Janet said...

Wow! Lots of design details in that quilt and that sashing looks tricky. Your blocks look great.

Shirley said...

The best advice that I was given when I first took up patchwork and my teacher said to pay attention to a quilt and really study how it is made up and I can honestly say that I can draft any block because of that. I love to draw my own blocks. I only have myself to blame if they are wrong. The quilt you showed looks stunning. I would love to make that one. Hope you do have a go as I know it will be as stunning.

Rachaeldaisy said...

The quilt you have shown is wonderful!! It's fun playing "pick the block". I bought Freddy's House book recently, thanks for the heads up about checking the templates, Fancy getting every template wrong!! I read Linda's post, hers and your post are great reminders to do a sample block first.

Rachaeldaisy said...

I forgot to say I love your Candied Hexagons.. I've been sewing pieced hexagons recently so it's great to see your!!

Nic said...

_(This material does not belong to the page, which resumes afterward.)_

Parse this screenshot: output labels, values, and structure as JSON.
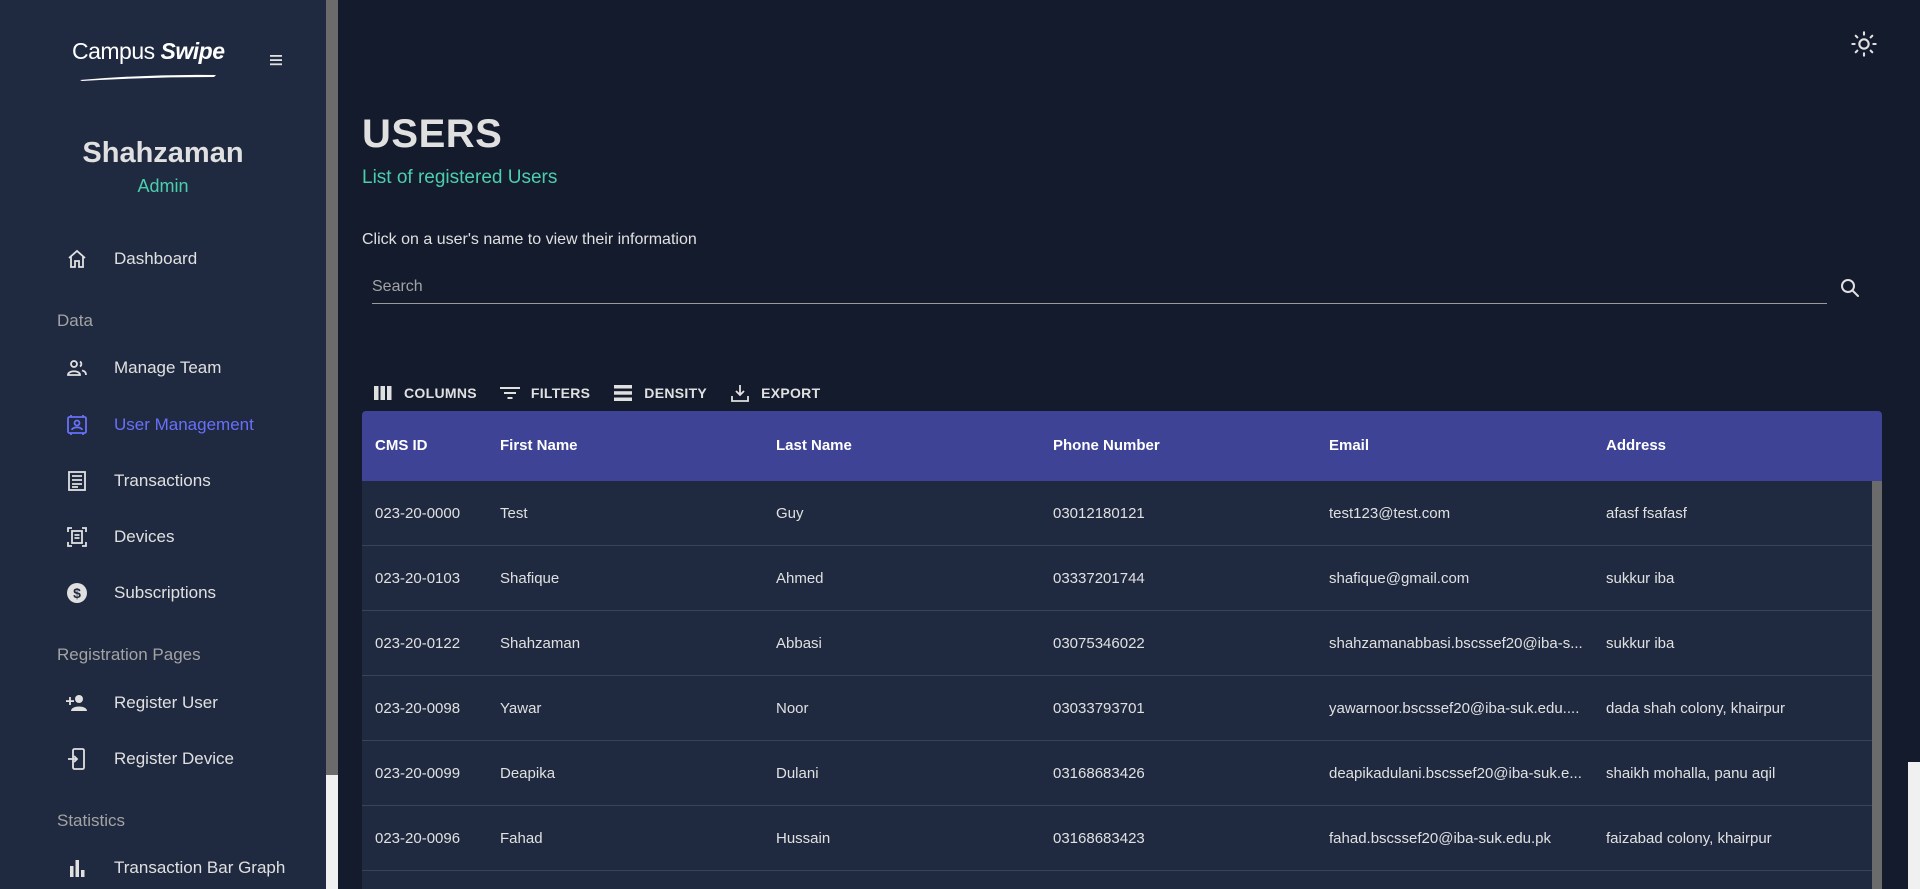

That's a lovely quilt. And a lot of applique. If she wasn't an expert when she began, I bet she is now :)

Lauren said...

This is a great post. I would be very interested to read a rundown of your process.

Jill said...

I just love your blog and Mr Quiltsalott. My Mr was laughing. I want to thank you from a long time appliquer for the tip about clipping your circles at the starting point. I had never heard of that before and it truly changed my love for circle applique.

Ivory Spring said...

You are just too amazing!!!!

*karendianne. said...

Just spending some time over coffee breathing in inspiration for my next hand-piecing project. I really like candied hexagons. Now that the Carpenters Wheel quilt is done I'm wondering where to for here? It's those in between projects times that make me drift. Drift for here to there and everywhere. Get my drift? Hee. Appreciating you, *karendianne.